The huge amount of effort put into fundraising did not equate the minimal input derived from these activities. Most importantly, we soon realized that there would be no process of empowerment for the women. For far too long non-governmental organizations in the region had been operating on a hand-out system leading to immediate gratification and devoid of long-term planning.
Learning a valuable lesson from this experience and following developing trends in the old aid – versus – trade argument, Women of Kireka partnered with the online site Project Diaspora and began looking towards a new avenue – business and social entrepreneurship. What was stopping these women from expanding their sale of paper jewellery they did informally and individually at the time into a wider, more organized and profitable group? What was stopping them from raising their own money to expand their business through a new, formalized jewellery-making endeavour?
They found the answer not in handouts from the international community but in themselves, their community and in the knowledge of international consultants. A local designer from Northern Uganda has come to teach the women how to perfect their crafts; a business consultant has helped the women register their business and develop new skills in business management. The women themselves largely determine the direction of the organization and how they want to see it expand. Other partners, such as Solar Sisters, are helping the women sell solar lamps and find new income. Increased sales have offered capital to rent and furnish an office, bring in trainers and more.

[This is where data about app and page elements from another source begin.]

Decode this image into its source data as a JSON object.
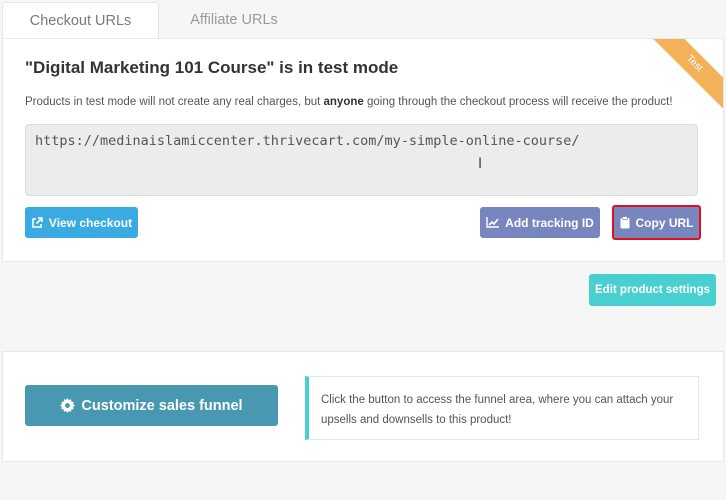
{
  "tabs": [
    {
      "label": "Checkout URLs",
      "active": true
    },
    {
      "label": "Affiliate URLs",
      "active": false
    }
  ],
  "card": {
    "title": "\"Digital Marketing 101 Course\" is in test mode",
    "desc_before": "Products in test mode will not create any real charges, but ",
    "desc_bold": "anyone",
    "desc_after": " going through the checkout process will receive the product!",
    "url": "https://medinaislamiccenter.thrivecart.com/my-simple-online-course/",
    "ribbon": "Test",
    "view_checkout_label": "View checkout",
    "add_tracking_label": "Add tracking ID",
    "copy_url_label": "Copy URL"
  },
  "edit_settings_label": "Edit product settings",
  "funnel": {
    "button_label": "Customize sales funnel",
    "info_line1": "Click the button to access the funnel area, where you can attach your",
    "info_line2": "upsells and downsells to this product!"
  },
  "icons": {
    "view": "external-link-icon",
    "tracking": "chart-line-icon",
    "copy": "clipboard-icon",
    "funnel": "gear-icon"
  },
  "colors": {
    "view_button": "#3aabe2",
    "secondary_button": "#7886c0",
    "highlight_border": "#e3101a",
    "edit_button": "#48cfd0",
    "funnel_button": "#4798b0",
    "ribbon": "#f2a948"
  }
}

Most importantly, the women understand they are capable of producing jewellery that can be sold internationally. As refugees from Northern Uganda, they had spent much of their lives crushing rocks at the Kireka rock quarry for $1-$2 a day.
They would find extra work here and there through some informal paper jewellery sales, but nothing consistent. What they were doing afforded little room for innovation, creativity or stability.
Now, with support offered by Project Diaspora and others, the women are navigating their own way off the Kireka quarry. Their eventual goal to be independent with the finances to care for their families and pay their children’s school fees is finally foreseeable. As we approach Women of Kireka’s second anniversary, we are seeing great changes both within the women and in the business itself.
Women of Kireka welcomes visitors at their office near the Kireka quarry. Please stop by and check out some of Women of Kireka’s beautiful new designs! For further information, email email@example.com or call +256 774 046 761.
By Siena Anstis